Activity:
All of the data is to be printed again exactly as it appears.

Page and application data records:

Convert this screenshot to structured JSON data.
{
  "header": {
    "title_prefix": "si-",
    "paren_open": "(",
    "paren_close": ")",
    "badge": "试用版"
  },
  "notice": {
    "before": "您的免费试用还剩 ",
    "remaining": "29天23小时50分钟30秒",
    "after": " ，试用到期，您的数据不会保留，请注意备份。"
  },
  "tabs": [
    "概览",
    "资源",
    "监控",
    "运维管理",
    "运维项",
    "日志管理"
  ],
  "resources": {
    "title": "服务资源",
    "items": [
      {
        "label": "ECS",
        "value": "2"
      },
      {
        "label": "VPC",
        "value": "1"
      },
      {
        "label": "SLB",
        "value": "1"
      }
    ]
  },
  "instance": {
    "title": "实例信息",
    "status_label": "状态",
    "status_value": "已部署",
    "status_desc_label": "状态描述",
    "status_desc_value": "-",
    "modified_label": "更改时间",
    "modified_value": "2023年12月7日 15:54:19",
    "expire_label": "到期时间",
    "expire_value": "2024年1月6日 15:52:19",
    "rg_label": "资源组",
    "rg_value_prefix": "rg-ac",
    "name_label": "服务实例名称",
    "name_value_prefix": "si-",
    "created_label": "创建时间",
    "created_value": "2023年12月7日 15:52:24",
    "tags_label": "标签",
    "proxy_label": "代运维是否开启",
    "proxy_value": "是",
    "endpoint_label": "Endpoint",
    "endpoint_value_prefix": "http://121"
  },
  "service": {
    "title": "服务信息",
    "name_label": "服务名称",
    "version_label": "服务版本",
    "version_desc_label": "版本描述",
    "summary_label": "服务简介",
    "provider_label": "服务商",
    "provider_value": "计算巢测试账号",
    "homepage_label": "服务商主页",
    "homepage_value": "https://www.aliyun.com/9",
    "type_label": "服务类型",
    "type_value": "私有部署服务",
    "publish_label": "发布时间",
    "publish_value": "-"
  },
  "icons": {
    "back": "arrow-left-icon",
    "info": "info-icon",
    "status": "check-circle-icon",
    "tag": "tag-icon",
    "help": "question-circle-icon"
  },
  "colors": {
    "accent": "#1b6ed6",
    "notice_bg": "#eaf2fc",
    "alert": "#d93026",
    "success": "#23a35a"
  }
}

Answer section:
Convert this screenshot to structured JSON data.
{
  "header": {
    "title_prefix": "si-",
    "paren_open": "(",
    "paren_close": ")",
    "badge": "试用版"
  },
  "notice": {
    "before": "您的免费试用还剩 ",
    "remaining": "29天23小时50分钟30秒",
    "after": " ，试用到期，您的数据不会保留，请注意备份。"
  },
  "tabs": [
    "概览",
    "资源",
    "监控",
    "运维管理",
    "运维项",
    "日志管理"
  ],
  "resources": {
    "title": "服务资源",
    "items": [
      {
        "label": "ECS",
        "value": "2"
      },
      {
        "label": "VPC",
        "value": "1"
      },
      {
        "label": "SLB",
        "value": "1"
      }
    ]
  },
  "instance": {
    "title": "实例信息",
    "status_label": "状态",
    "status_value": "已部署",
    "status_desc_label": "状态描述",
    "status_desc_value": "-",
    "modified_label": "更改时间",
    "modified_value": "2023年12月7日 15:54:19",
    "expire_label": "到期时间",
    "expire_value": "2024年1月6日 15:52:19",
    "rg_label": "资源组",
    "rg_value_prefix": "rg-ac",
    "name_label": "服务实例名称",
    "name_value_prefix": "si-",
    "created_label": "创建时间",
    "created_value": "2023年12月7日 15:52:24",
    "tags_label": "标签",
    "proxy_label": "代运维是否开启",
    "proxy_value": "是",
    "endpoint_label": "Endpoint",
    "endpoint_value_prefix": "http://121"
  },
  "service": {
    "title": "服务信息",
    "name_label": "服务名称",
    "version_label": "服务版本",
    "version_desc_label": "版本描述",
    "summary_label": "服务简介",
    "provider_label": "服务商",
    "provider_value": "计算巢测试账号",
    "homepage_label": "服务商主页",
    "homepage_value": "https://www.aliyun.com/9",
    "type_label": "服务类型",
    "type_value": "私有部署服务",
    "publish_label": "发布时间",
    "publish_value": "-"
  },
  "icons": {
    "back": "arrow-left-icon",
    "info": "info-icon",
    "status": "check-circle-icon",
    "tag": "tag-icon",
    "help": "question-circle-icon"
  },
  "colors": {
    "accent": "#1b6ed6",
    "notice_bg": "#eaf2fc",
    "alert": "#d93026",
    "success": "#23a35a"
  }
}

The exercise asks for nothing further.